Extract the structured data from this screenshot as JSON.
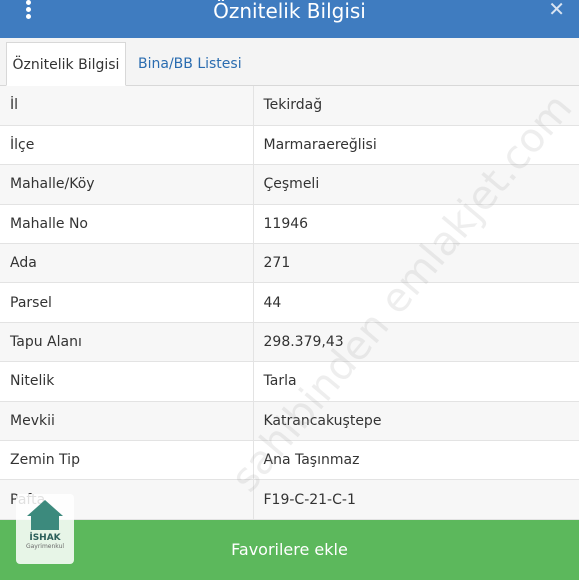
{
  "header": {
    "title": "Öznitelik Bilgisi"
  },
  "tabs": [
    {
      "label": "Öznitelik Bilgisi",
      "active": true
    },
    {
      "label": "Bina/BB Listesi",
      "active": false
    }
  ],
  "attributes": [
    {
      "key": "İl",
      "value": "Tekirdağ"
    },
    {
      "key": "İlçe",
      "value": "Marmaraereğlisi"
    },
    {
      "key": "Mahalle/Köy",
      "value": "Çeşmeli"
    },
    {
      "key": "Mahalle No",
      "value": "11946"
    },
    {
      "key": "Ada",
      "value": "271"
    },
    {
      "key": "Parsel",
      "value": "44"
    },
    {
      "key": "Tapu Alanı",
      "value": "298.379,43"
    },
    {
      "key": "Nitelik",
      "value": "Tarla"
    },
    {
      "key": "Mevkii",
      "value": "Katrancakuştepe"
    },
    {
      "key": "Zemin Tip",
      "value": "Ana Taşınmaz"
    },
    {
      "key": "Pafta",
      "value": "F19-C-21-C-1"
    }
  ],
  "favorite_button": {
    "label": "Favorilere ekle"
  },
  "watermark": {
    "text": "sahibinden emlakjet.com"
  },
  "logo": {
    "name": "İSHAK",
    "subtitle": "Gayrimenkul"
  },
  "colors": {
    "header": "#3f7cc0",
    "button": "#5cb85c",
    "tab_link": "#2a6cb0"
  }
}
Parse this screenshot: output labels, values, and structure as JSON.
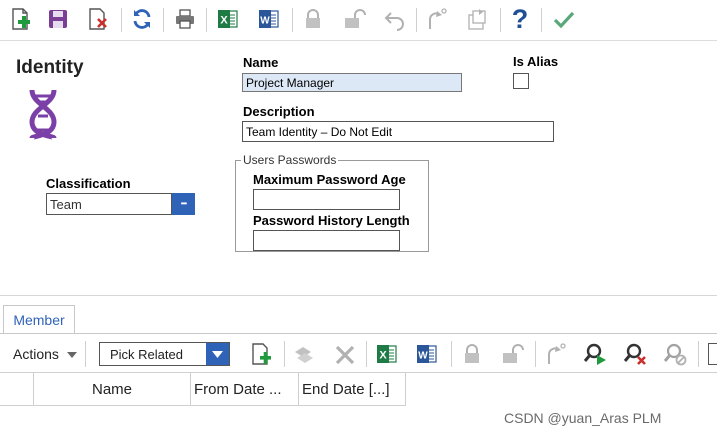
{
  "toolbar": {
    "icons": [
      "new-icon",
      "save-icon",
      "delete-icon",
      "refresh-icon",
      "print-icon",
      "excel-icon",
      "word-icon",
      "lock-icon",
      "unlock-icon",
      "undo-icon",
      "promote-icon",
      "version-icon",
      "help-icon",
      "done-icon"
    ],
    "excel_letter": "X",
    "word_letter": "W",
    "help_char": "?"
  },
  "form": {
    "item_type": "Identity",
    "name_label": "Name",
    "name_value": "Project Manager",
    "is_alias_label": "Is Alias",
    "description_label": "Description",
    "description_value": "Team Identity – Do Not Edit",
    "classification_label": "Classification",
    "classification_value": "Team",
    "ellipsis": "•••",
    "users_passwords_legend": "Users Passwords",
    "max_password_age_label": "Maximum Password Age",
    "max_password_age_value": "",
    "password_history_label": "Password History Length",
    "password_history_value": ""
  },
  "relationships": {
    "tab_label": "Member",
    "actions_label": "Actions",
    "pick_related_value": "Pick Related",
    "excel_letter": "X",
    "word_letter": "W",
    "columns": [
      "Name",
      "From Date ...",
      "End Date [...]"
    ]
  },
  "watermark": "CSDN @yuan_Aras PLM",
  "colors": {
    "accent_blue": "#2f63b8",
    "excel_green": "#1e7b45",
    "word_blue": "#2b579a",
    "dna_purple": "#7b3fa8",
    "name_field_bg": "#dde8f6",
    "done_green": "#5aa77a"
  }
}
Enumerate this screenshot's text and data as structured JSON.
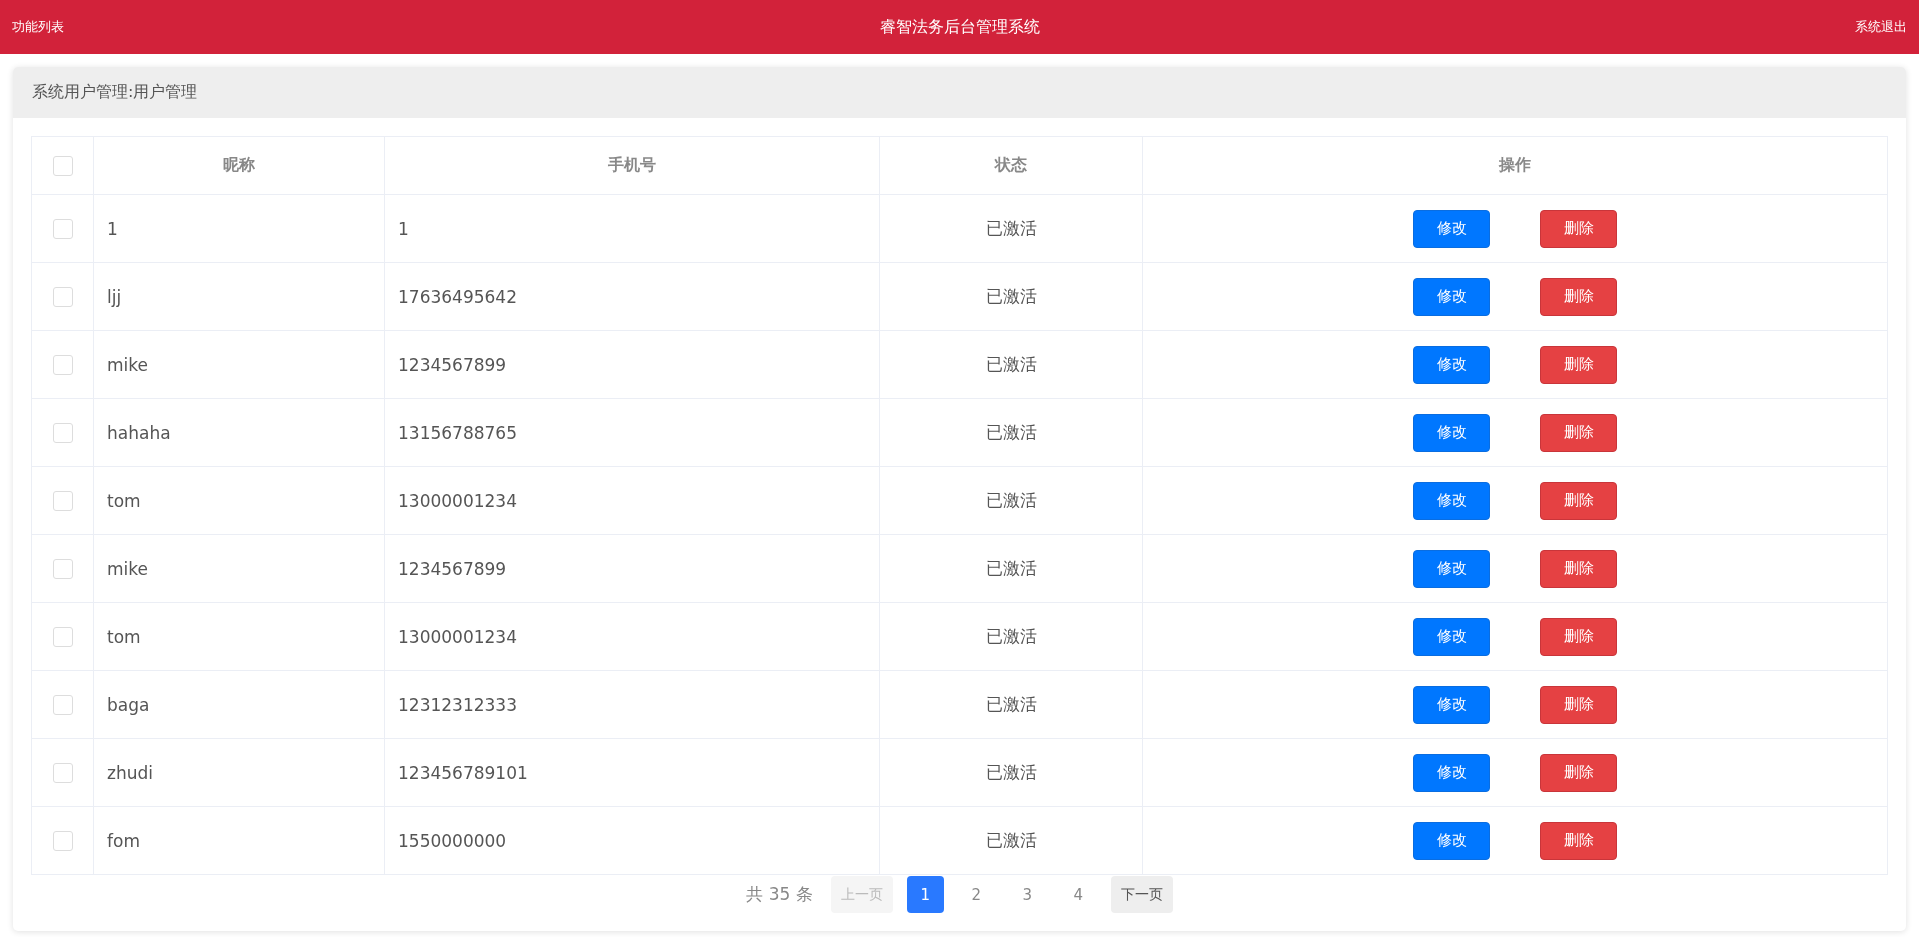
{
  "header": {
    "menu_label": "功能列表",
    "title": "睿智法务后台管理系统",
    "logout_label": "系统退出"
  },
  "panel": {
    "title": "系统用户管理:用户管理"
  },
  "table": {
    "select_all_checked": false,
    "columns": [
      "昵称",
      "手机号",
      "状态",
      "操作"
    ],
    "rows": [
      {
        "checked": false,
        "nickname": "1",
        "phone": "1",
        "status": "已激活",
        "edit": "修改",
        "delete": "删除"
      },
      {
        "checked": false,
        "nickname": "ljj",
        "phone": "17636495642",
        "status": "已激活",
        "edit": "修改",
        "delete": "删除"
      },
      {
        "checked": false,
        "nickname": "mike",
        "phone": "1234567899",
        "status": "已激活",
        "edit": "修改",
        "delete": "删除"
      },
      {
        "checked": false,
        "nickname": "hahaha",
        "phone": "13156788765",
        "status": "已激活",
        "edit": "修改",
        "delete": "删除"
      },
      {
        "checked": false,
        "nickname": "tom",
        "phone": "13000001234",
        "status": "已激活",
        "edit": "修改",
        "delete": "删除"
      },
      {
        "checked": false,
        "nickname": "mike",
        "phone": "1234567899",
        "status": "已激活",
        "edit": "修改",
        "delete": "删除"
      },
      {
        "checked": false,
        "nickname": "tom",
        "phone": "13000001234",
        "status": "已激活",
        "edit": "修改",
        "delete": "删除"
      },
      {
        "checked": false,
        "nickname": "baga",
        "phone": "12312312333",
        "status": "已激活",
        "edit": "修改",
        "delete": "删除"
      },
      {
        "checked": false,
        "nickname": "zhudi",
        "phone": "123456789101",
        "status": "已激活",
        "edit": "修改",
        "delete": "删除"
      },
      {
        "checked": false,
        "nickname": "fom",
        "phone": "1550000000",
        "status": "已激活",
        "edit": "修改",
        "delete": "删除"
      }
    ]
  },
  "pagination": {
    "total": "共 35 条",
    "prev": {
      "label": "上一页",
      "disabled": true
    },
    "pages": [
      {
        "label": "1",
        "selected": true
      },
      {
        "label": "2",
        "selected": false
      },
      {
        "label": "3",
        "selected": false
      },
      {
        "label": "4",
        "selected": false
      }
    ],
    "next": {
      "label": "下一页",
      "disabled": false
    }
  }
}
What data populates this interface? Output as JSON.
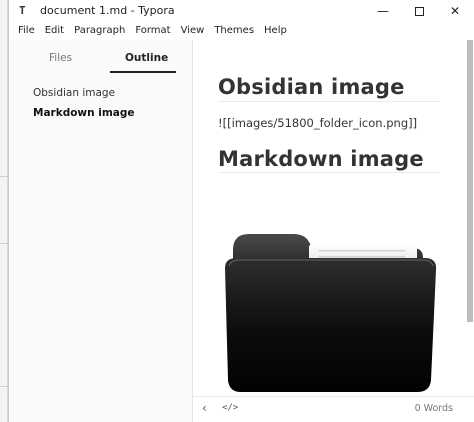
{
  "window": {
    "app_icon": "T",
    "title": "document 1.md - Typora",
    "minimize_glyph": "—",
    "close_glyph": "✕"
  },
  "menu": [
    "File",
    "Edit",
    "Paragraph",
    "Format",
    "View",
    "Themes",
    "Help"
  ],
  "sidebar": {
    "tabs": [
      {
        "label": "Files",
        "active": false
      },
      {
        "label": "Outline",
        "active": true
      }
    ],
    "outline": [
      {
        "label": "Obsidian image",
        "active": false
      },
      {
        "label": "Markdown image",
        "active": true
      }
    ]
  },
  "document": {
    "heading1": "Obsidian image",
    "paragraph": "![[images/51800_folder_icon.png]]",
    "heading2": "Markdown image",
    "image_icon": "folder-icon"
  },
  "status": {
    "back_glyph": "‹",
    "source_glyph": "</>",
    "word_count": "0 Words"
  },
  "colors": {
    "folder_dark": "#0a0a0a",
    "folder_mid": "#3a3a3a",
    "scroll_thumb": "#bdbdbd"
  }
}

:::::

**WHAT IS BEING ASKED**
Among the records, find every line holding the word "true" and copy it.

**ANSWER FOR THIS EXERCISE**
      "active": true
      "disabled": true
        "selected": true
        "active": true
        "active": true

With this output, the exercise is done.